  • Traffic Incident in Plano

    I was dropping off a deposit at my local bank this afternoon.  After taking care of business, I prepared to exit the parking lot. 

    I had to go left across 3 lanes traveling the other direction.  I cleared to the right and noted a vehicle in the center lane, I looked left and had oncoming traffic but had plenty of room. I pressed on the accelerator on the Smart Car. I remembered that car in the middle lane so I turned into the closet lane. 

    The next thing I hear are horns blaring and the see the other car pulling into my lane.  I’m not sure if he started into my lane before I started across or if he wanted in while I was turning left.  He was so close to me that I could not see the front of his car and his hands were waving frantically. 

    I made the next left and he followed me, I made a quick turn into a parking lot and while he started to follow, he decided otherwise and pulled back into traffic.

    If I was at fault, he has my apologies.  If he saw me coming across and decided to change lanes, there’s not much I could do after I started across.  

    Either way, a little courtesy would have gone a long way.


    Short Sales – The Critical Role of the REALTOR®

    Avoiding Foreclosure - The Field Guide to Short Sales

    Where Short Sales are concerned, the REALTOR®’s role is crucial. Proper pricing is always important, but it’s even more important with a Short Sale, because the foreclosure clock is ticking.

    If the house goes on the market at too high a price, valuable marketing time is lost. The majority of showings occur in the first few weeks of being on the market, so you want to make sure the house is priced properly when it goes on.

    Once an offer is accepted and a contract executed, that’s when the real work starts for the REALTOR®. The first step of course is completing the paperwork and gathering all the necessary documents.
    Sending a complete Short Sale package in to the bank on the first pass is important. Otherwise the package just sits there until someone decides to let the REALTOR® know what’s missing. This could be days. This could be weeks. Sometimes the bank won’t call at all. They will just let the file sit until the REALTOR® calls and asks for a status update. The bank will not process any part of the package until they receive the entire package. Again, the foreclosure clock is working against us so we can’t afford to waste any time.

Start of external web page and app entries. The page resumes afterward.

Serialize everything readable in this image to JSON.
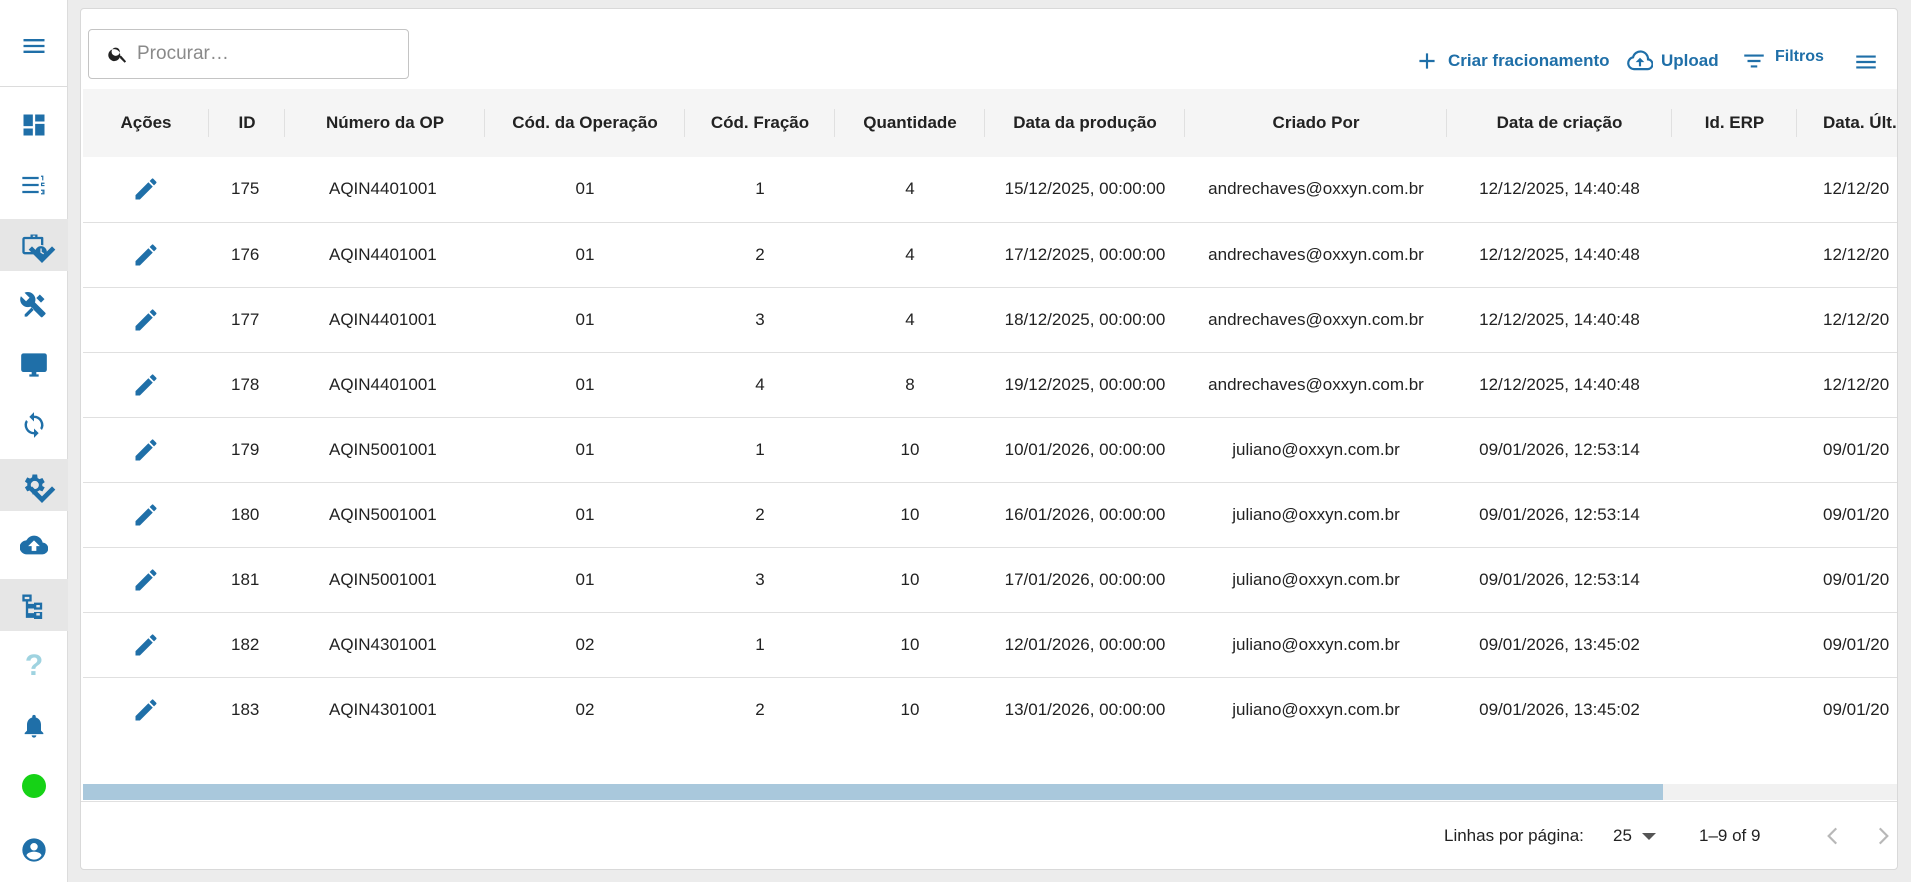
{
  "colors": {
    "accent": "#1f6fa8",
    "help": "#9fd3e0",
    "status_online": "#16d216",
    "scrollbar_thumb": "#a9c8dc"
  },
  "sidebar": {
    "items": [
      {
        "name": "menu-icon"
      },
      {
        "name": "dashboard-icon"
      },
      {
        "name": "numbered-list-icon"
      },
      {
        "name": "briefcase-clock-icon"
      },
      {
        "name": "tools-icon"
      },
      {
        "name": "monitor-icon"
      },
      {
        "name": "sync-icon"
      },
      {
        "name": "gear-icon"
      },
      {
        "name": "cloud-upload-icon"
      },
      {
        "name": "hierarchy-icon"
      },
      {
        "name": "help-icon",
        "text": "?"
      },
      {
        "name": "bell-icon"
      },
      {
        "name": "status-online-indicator"
      },
      {
        "name": "account-icon"
      }
    ]
  },
  "search": {
    "placeholder": "Procurar…"
  },
  "toolbar": {
    "create_label": "Criar fracionamento",
    "upload_label": "Upload",
    "filters_label": "Filtros"
  },
  "table": {
    "columns": [
      "Ações",
      "ID",
      "Número da OP",
      "Cód. da Operação",
      "Cód. Fração",
      "Quantidade",
      "Data da produção",
      "Criado Por",
      "Data de criação",
      "Id. ERP",
      "Data. Últ."
    ],
    "rows": [
      {
        "id": "175",
        "op": "AQIN4401001",
        "cod_op": "01",
        "cod_fracao": "1",
        "qtd": "4",
        "data_prod": "15/12/2025, 00:00:00",
        "criado_por": "andrechaves@oxxyn.com.br",
        "data_criacao": "12/12/2025, 14:40:48",
        "id_erp": "",
        "data_ult": "12/12/20"
      },
      {
        "id": "176",
        "op": "AQIN4401001",
        "cod_op": "01",
        "cod_fracao": "2",
        "qtd": "4",
        "data_prod": "17/12/2025, 00:00:00",
        "criado_por": "andrechaves@oxxyn.com.br",
        "data_criacao": "12/12/2025, 14:40:48",
        "id_erp": "",
        "data_ult": "12/12/20"
      },
      {
        "id": "177",
        "op": "AQIN4401001",
        "cod_op": "01",
        "cod_fracao": "3",
        "qtd": "4",
        "data_prod": "18/12/2025, 00:00:00",
        "criado_por": "andrechaves@oxxyn.com.br",
        "data_criacao": "12/12/2025, 14:40:48",
        "id_erp": "",
        "data_ult": "12/12/20"
      },
      {
        "id": "178",
        "op": "AQIN4401001",
        "cod_op": "01",
        "cod_fracao": "4",
        "qtd": "8",
        "data_prod": "19/12/2025, 00:00:00",
        "criado_por": "andrechaves@oxxyn.com.br",
        "data_criacao": "12/12/2025, 14:40:48",
        "id_erp": "",
        "data_ult": "12/12/20"
      },
      {
        "id": "179",
        "op": "AQIN5001001",
        "cod_op": "01",
        "cod_fracao": "1",
        "qtd": "10",
        "data_prod": "10/01/2026, 00:00:00",
        "criado_por": "juliano@oxxyn.com.br",
        "data_criacao": "09/01/2026, 12:53:14",
        "id_erp": "",
        "data_ult": "09/01/20"
      },
      {
        "id": "180",
        "op": "AQIN5001001",
        "cod_op": "01",
        "cod_fracao": "2",
        "qtd": "10",
        "data_prod": "16/01/2026, 00:00:00",
        "criado_por": "juliano@oxxyn.com.br",
        "data_criacao": "09/01/2026, 12:53:14",
        "id_erp": "",
        "data_ult": "09/01/20"
      },
      {
        "id": "181",
        "op": "AQIN5001001",
        "cod_op": "01",
        "cod_fracao": "3",
        "qtd": "10",
        "data_prod": "17/01/2026, 00:00:00",
        "criado_por": "juliano@oxxyn.com.br",
        "data_criacao": "09/01/2026, 12:53:14",
        "id_erp": "",
        "data_ult": "09/01/20"
      },
      {
        "id": "182",
        "op": "AQIN4301001",
        "cod_op": "02",
        "cod_fracao": "1",
        "qtd": "10",
        "data_prod": "12/01/2026, 00:00:00",
        "criado_por": "juliano@oxxyn.com.br",
        "data_criacao": "09/01/2026, 13:45:02",
        "id_erp": "",
        "data_ult": "09/01/20"
      },
      {
        "id": "183",
        "op": "AQIN4301001",
        "cod_op": "02",
        "cod_fracao": "2",
        "qtd": "10",
        "data_prod": "13/01/2026, 00:00:00",
        "criado_por": "juliano@oxxyn.com.br",
        "data_criacao": "09/01/2026, 13:45:02",
        "id_erp": "",
        "data_ult": "09/01/20"
      }
    ]
  },
  "scrollbar": {
    "position_fraction": 0.0,
    "visible_fraction": 0.87
  },
  "pagination": {
    "rows_per_page_label": "Linhas por página:",
    "rows_per_page_value": "25",
    "range_label": "1–9 of 9"
  }
}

    Once the bank receives the entire Short Sale package, it will go to a pre-processing department where the information will be verified. Next, the file will be assigned to a negotiator who should contact the REALTOR® with an update. If it took longer than 30 days to for the package to make it into a negotiator’s hands, sometimes they will require updated documents – pay stubs, bank statements, etc. They always want to work with the most current information. Then it’s time to review the offer contract and the other documentation provided by the buyer. If everything checks out, the bank will forward the package to their investor for approval.

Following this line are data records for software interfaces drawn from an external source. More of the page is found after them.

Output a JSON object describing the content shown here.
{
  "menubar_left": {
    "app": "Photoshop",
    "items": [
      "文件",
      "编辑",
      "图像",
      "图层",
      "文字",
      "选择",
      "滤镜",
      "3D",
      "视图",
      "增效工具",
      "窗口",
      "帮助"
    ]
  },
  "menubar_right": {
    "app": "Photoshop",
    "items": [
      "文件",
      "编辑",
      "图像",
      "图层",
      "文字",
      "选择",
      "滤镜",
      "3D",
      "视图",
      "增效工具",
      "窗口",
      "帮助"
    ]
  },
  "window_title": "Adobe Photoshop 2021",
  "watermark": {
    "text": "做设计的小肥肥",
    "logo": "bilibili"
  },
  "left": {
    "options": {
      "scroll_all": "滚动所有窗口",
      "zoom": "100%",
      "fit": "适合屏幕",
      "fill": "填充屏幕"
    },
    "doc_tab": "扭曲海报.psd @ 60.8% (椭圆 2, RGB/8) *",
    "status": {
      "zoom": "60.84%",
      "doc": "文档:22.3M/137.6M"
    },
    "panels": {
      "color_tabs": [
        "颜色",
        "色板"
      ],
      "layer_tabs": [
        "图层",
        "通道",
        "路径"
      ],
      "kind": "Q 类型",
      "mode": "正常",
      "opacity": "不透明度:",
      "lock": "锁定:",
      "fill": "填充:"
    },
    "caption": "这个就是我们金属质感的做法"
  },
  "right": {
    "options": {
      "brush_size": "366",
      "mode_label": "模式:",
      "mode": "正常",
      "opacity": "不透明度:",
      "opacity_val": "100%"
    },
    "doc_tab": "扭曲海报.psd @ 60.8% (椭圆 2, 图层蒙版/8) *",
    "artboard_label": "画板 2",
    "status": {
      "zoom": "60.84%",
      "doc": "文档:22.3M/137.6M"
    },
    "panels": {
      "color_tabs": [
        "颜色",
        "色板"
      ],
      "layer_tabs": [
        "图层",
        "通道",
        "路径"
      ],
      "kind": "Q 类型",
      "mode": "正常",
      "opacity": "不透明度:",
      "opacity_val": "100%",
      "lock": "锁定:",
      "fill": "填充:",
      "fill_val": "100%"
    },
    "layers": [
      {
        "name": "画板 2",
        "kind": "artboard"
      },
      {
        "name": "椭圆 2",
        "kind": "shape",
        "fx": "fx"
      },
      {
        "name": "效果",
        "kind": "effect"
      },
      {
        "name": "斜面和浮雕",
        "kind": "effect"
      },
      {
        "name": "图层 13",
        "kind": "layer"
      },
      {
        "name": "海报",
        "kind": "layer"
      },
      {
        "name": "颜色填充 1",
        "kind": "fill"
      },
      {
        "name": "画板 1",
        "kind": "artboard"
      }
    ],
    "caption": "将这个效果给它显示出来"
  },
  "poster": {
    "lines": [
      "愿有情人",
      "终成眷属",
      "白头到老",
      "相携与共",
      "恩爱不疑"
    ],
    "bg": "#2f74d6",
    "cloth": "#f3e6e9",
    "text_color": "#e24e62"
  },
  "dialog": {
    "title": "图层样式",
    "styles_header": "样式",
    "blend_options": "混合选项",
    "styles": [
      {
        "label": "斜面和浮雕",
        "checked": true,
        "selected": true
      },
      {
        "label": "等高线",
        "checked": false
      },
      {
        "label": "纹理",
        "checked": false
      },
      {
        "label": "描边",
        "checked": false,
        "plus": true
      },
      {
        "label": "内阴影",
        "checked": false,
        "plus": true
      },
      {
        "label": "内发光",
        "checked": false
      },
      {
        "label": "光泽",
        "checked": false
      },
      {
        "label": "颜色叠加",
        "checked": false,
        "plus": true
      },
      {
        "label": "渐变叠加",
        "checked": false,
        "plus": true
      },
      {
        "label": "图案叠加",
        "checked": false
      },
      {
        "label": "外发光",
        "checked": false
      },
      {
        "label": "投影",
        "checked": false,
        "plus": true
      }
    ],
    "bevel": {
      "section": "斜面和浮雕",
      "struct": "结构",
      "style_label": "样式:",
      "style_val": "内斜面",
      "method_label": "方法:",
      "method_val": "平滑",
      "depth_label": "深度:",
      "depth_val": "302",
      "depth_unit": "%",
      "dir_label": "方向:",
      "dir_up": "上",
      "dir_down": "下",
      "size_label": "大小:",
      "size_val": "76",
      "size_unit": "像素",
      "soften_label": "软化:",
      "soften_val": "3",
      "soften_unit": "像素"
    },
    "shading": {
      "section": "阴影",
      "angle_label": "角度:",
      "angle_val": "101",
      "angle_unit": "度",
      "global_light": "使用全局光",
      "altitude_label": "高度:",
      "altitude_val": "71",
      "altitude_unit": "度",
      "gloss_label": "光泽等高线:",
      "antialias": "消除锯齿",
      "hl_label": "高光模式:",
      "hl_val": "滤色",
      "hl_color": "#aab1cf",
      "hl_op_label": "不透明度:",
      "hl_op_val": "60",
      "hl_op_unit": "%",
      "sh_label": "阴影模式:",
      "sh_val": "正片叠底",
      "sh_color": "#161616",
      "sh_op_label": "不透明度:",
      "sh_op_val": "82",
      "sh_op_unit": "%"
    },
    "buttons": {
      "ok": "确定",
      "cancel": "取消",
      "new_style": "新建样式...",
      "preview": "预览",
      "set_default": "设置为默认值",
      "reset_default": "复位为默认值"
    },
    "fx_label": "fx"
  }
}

    The investor will either approve or deny the Short Sale. If it’s denied strictly based on the numbers, the negotiator will typically submit a counter offer back to the listing agent. If the bank needs a higher price for the house, the listing agent has to go back to the buyer’s agent and negotiate that. Sometimes buyers walk away at this point; other times they will bring their price up to meet the bank’s counter offer.

    The sales price of the property is usually the biggest reason that a Short Sale will be denied. However, after reviewing the borrower’s financial information, the lender may determine that the borrower can repay the note or has the means to pay off the shortage.

    We’ve seen a huge increase in “strategic foreclosures” where borrowers have decided to walk away despite having the means to pay the note. They have decided that they are so upside down that it’s financially better to walk away than to suffer the huge loss of keeping the property. Some of these homeowners attempt a Short Sale to avoid the negative credit impact of a foreclosure

    Once everything is negotiated and all terms are agreed upon, the Short Sale can move forward.